▶ Task to carry out: The lines to be copied are those below that contain "Beds".

▶ Dataset extract:
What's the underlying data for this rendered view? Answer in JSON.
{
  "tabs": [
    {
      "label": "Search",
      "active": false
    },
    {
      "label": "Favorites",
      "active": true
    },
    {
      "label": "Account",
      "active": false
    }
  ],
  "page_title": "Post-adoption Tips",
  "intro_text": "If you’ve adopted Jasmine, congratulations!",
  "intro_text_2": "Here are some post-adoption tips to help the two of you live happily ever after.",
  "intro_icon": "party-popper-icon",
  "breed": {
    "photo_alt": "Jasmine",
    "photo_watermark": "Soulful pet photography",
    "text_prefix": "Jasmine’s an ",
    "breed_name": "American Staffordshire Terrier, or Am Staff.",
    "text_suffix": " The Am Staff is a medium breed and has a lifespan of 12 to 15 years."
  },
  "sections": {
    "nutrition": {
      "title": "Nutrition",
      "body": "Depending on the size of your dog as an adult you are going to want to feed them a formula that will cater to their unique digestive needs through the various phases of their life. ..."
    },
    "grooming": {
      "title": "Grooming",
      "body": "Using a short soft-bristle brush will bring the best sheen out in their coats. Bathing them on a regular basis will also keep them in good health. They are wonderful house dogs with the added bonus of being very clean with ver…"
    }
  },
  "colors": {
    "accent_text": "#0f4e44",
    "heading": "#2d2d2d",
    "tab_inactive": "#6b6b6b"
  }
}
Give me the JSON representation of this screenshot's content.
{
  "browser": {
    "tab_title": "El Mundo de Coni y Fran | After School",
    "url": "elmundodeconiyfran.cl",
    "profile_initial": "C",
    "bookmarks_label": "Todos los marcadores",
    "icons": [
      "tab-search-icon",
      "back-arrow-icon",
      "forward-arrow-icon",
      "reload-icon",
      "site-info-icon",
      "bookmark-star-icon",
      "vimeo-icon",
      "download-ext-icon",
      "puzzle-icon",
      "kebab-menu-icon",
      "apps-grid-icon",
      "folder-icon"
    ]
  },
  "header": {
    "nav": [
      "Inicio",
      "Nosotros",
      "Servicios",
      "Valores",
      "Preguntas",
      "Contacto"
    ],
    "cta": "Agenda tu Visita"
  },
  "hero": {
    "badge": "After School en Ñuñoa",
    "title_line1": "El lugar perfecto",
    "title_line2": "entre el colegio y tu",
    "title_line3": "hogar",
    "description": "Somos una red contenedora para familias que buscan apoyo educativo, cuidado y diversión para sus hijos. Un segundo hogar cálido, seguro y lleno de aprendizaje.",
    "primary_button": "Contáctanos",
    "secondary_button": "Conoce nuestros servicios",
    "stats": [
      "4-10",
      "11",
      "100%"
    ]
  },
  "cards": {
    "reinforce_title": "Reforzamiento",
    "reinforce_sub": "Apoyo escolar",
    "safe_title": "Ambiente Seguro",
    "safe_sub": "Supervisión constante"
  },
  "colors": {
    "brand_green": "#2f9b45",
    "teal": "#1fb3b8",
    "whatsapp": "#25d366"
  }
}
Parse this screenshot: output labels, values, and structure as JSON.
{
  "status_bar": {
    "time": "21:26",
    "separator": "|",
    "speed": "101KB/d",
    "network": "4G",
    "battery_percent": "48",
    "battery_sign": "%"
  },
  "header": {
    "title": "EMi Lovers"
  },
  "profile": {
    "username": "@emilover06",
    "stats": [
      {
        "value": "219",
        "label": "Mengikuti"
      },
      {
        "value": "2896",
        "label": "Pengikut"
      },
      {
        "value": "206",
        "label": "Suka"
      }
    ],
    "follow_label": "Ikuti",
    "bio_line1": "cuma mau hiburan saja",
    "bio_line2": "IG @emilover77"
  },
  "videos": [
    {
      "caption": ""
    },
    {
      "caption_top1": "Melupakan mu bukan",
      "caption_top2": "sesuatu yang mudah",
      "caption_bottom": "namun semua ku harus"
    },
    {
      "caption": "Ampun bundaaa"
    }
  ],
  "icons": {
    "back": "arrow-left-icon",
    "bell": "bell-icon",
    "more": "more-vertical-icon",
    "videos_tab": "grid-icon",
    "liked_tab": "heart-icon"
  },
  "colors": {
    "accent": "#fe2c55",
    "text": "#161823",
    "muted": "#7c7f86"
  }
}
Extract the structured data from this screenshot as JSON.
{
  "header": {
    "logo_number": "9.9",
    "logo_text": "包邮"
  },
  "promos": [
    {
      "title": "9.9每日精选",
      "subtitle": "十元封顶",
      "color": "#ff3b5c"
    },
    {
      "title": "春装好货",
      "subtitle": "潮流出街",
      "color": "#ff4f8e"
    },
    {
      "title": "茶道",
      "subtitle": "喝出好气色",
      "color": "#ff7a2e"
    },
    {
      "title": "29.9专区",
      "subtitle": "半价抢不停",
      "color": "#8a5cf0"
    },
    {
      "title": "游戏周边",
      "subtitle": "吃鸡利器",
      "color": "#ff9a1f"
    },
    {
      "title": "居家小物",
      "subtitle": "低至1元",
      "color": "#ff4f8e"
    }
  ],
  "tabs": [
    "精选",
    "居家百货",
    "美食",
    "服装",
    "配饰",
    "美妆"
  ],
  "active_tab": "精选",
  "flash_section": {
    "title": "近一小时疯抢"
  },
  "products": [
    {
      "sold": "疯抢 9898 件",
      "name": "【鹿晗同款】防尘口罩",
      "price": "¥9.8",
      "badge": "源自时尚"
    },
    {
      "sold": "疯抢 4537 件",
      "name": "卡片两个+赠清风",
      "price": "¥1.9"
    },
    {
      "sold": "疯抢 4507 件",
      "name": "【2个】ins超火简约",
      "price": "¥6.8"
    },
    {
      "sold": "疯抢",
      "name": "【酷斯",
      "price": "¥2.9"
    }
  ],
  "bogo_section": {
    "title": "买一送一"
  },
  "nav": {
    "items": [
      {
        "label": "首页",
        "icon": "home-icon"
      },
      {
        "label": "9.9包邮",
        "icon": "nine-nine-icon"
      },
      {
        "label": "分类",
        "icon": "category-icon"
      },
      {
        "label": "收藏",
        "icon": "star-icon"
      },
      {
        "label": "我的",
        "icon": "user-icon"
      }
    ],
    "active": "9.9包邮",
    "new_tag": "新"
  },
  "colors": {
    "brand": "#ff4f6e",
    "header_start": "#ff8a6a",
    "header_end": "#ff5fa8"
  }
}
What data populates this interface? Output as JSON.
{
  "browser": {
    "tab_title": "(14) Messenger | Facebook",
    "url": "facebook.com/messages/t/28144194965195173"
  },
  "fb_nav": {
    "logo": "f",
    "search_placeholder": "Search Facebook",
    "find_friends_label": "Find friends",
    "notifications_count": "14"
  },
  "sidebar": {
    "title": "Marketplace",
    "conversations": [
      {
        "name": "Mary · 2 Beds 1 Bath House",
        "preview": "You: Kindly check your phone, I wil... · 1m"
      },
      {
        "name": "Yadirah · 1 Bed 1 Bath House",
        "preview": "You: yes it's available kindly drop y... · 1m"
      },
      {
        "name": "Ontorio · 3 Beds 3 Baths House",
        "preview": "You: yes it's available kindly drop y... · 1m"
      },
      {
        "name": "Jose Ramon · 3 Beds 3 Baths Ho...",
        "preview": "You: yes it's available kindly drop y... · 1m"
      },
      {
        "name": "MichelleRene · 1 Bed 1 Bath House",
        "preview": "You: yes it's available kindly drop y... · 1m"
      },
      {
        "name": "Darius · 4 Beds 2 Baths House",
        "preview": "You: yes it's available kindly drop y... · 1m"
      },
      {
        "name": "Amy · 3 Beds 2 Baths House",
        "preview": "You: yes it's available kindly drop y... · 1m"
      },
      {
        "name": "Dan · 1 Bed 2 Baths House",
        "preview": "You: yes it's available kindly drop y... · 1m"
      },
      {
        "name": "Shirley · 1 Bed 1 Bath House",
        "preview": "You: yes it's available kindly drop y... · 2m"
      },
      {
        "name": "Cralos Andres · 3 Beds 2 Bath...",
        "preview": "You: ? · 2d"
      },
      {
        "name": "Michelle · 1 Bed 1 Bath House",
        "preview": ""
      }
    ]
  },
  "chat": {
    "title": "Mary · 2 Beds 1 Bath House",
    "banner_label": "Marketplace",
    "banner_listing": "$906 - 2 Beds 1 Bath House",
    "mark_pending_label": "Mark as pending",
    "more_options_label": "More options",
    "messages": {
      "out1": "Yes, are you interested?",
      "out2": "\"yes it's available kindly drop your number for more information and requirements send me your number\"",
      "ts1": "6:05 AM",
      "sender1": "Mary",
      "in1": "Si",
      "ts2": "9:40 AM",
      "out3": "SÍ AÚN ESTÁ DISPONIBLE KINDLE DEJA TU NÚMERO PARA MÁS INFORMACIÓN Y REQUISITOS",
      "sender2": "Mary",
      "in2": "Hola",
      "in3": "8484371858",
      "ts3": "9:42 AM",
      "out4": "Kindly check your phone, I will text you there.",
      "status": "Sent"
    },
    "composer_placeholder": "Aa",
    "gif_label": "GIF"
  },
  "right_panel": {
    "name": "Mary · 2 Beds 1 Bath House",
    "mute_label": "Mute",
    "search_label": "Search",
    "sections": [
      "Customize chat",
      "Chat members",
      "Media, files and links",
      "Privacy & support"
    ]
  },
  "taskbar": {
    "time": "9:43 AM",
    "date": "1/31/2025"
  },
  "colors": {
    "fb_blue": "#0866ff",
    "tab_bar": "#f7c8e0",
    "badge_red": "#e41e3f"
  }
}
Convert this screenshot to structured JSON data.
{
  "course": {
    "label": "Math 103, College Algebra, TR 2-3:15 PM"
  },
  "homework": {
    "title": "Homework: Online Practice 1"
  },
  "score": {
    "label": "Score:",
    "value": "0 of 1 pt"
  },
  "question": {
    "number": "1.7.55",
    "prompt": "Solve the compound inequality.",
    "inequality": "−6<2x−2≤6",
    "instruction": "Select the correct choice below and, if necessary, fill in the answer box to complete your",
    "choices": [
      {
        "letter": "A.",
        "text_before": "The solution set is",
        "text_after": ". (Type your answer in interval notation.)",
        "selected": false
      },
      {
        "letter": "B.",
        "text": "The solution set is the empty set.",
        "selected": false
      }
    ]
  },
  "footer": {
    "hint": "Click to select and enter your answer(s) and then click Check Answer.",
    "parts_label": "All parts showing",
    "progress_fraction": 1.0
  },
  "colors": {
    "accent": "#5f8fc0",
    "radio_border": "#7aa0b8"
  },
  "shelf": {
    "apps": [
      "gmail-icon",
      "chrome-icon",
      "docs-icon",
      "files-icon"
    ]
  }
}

▶ Exercise answer:
        "name": "Mary · 2 Beds 1 Bath House",
        "name": "Ontorio · 3 Beds 3 Baths House",
        "name": "Jose Ramon · 3 Beds 3 Baths Ho...",
        "name": "Darius · 4 Beds 2 Baths House",
        "name": "Amy · 3 Beds 2 Baths House",
        "name": "Cralos Andres · 3 Beds 2 Bath...",
    "title": "Mary · 2 Beds 1 Bath House",
    "banner_listing": "$906 - 2 Beds 1 Bath House",
    "name": "Mary · 2 Beds 1 Bath House",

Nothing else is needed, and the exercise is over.